β”‚ 2   β”‚ A          β”‚ EP01227    β”‚ rs11249215 β”‚ 0.0107  β”‚
β”‚ 3   β”‚ A          β”‚ EP01228    β”‚ rs11249215 β”‚ 0.00253 β”‚
β”‚ 4   β”‚ A          β”‚ EP01228    β”‚ rs10903129 β”‚ 0.0116  β”‚

But I cannot do this with CSV.read, even with the ignorerepeated option:

julia> using CSV
julia> dat = CSV.read("merlin.err",header=true, delim=' ', ignorerepeated=true)
941Γ—5 DataFrames.DataFrame
β”‚ Row β”‚ Column1    β”‚ FAMILY     β”‚ PERSON     β”‚ MARKER     β”‚ RATIO    β”‚
β”‚     β”‚ String⍰    β”‚ String⍰    β”‚ String⍰    β”‚ String⍰    β”‚ Float64⍰ β”‚
β”œβ”€β”€β”€β”€β”€β”Όβ”€β”€β”€β”€β”€β”€β”€β”€β”€β”€β”€β”€β”Όβ”€β”€β”€β”€β”€β”€β”€β”€β”€β”€β”€β”€β”Όβ”€β”€β”€β”€β”€β”€β”€β”€β”€β”€β”€β”€β”Όβ”€β”€β”€β”€β”€β”€β”€β”€β”€β”€β”€β”€β”Όβ”€β”€β”€β”€β”€β”€β”€β”€β”€β”€β”€
β”‚ 1   β”‚ missing    β”‚ A          β”‚ EP01223    β”‚ rs710865   β”‚ 0.0214   β”‚
β”‚ 2   β”‚ missing    β”‚ A          β”‚ EP01227    β”‚ rs11249215 β”‚ 0.0107   β”‚
β”‚ 3   β”‚ missing    β”‚ A          β”‚ EP01228    β”‚ rs11249215 β”‚ 0.00253  β”‚
β”‚ 4   β”‚ missing    β”‚ A          β”‚ EP01228    β”‚ rs10903129 β”‚ 0.0116   β”‚

I am in julia 1.0.0, with CSV v0.4.3.
I should add that it is not just the first column with all missing values.

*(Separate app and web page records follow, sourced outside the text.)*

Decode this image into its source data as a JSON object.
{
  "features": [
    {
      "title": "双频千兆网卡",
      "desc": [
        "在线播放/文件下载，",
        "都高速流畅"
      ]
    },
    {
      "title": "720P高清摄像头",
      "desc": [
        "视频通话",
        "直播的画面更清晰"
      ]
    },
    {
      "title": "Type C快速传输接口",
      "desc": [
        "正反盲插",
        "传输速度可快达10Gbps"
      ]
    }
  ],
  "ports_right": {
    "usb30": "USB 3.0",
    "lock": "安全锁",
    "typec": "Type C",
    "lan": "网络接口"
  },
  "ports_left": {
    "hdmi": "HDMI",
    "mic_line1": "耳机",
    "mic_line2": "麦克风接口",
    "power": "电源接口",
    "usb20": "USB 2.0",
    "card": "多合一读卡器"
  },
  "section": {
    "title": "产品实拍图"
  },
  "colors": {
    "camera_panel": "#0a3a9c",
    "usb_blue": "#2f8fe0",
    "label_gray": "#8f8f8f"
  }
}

The first column has some non-missing values as well, and other columns have missing values too (missing values caused by repeated spaces).
Any help is appreciated, thanks!!


#16

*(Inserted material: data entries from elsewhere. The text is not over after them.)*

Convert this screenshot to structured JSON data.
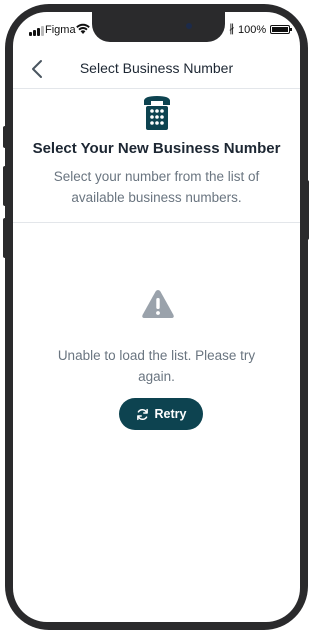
{
  "status_bar": {
    "carrier": "Figma",
    "battery_percent": "100%",
    "battery_level": 1.0
  },
  "nav": {
    "title": "Select Business Number",
    "back_icon": "chevron-left-icon"
  },
  "header": {
    "icon": "phone-keypad-icon",
    "title": "Select Your New Business Number",
    "subtitle": "Select your number from the list of available business numbers."
  },
  "error": {
    "icon": "warning-icon",
    "message": "Unable to load the list. Please try again.",
    "retry_label": "Retry",
    "retry_icon": "refresh-icon"
  },
  "colors": {
    "accent": "#0d4350",
    "muted_text": "#6a7580",
    "warning_gray": "#9aa2ab",
    "title_text": "#1d2733"
  }
}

Can you file a bug against CSV.jl, with a small example to reproduce the problem?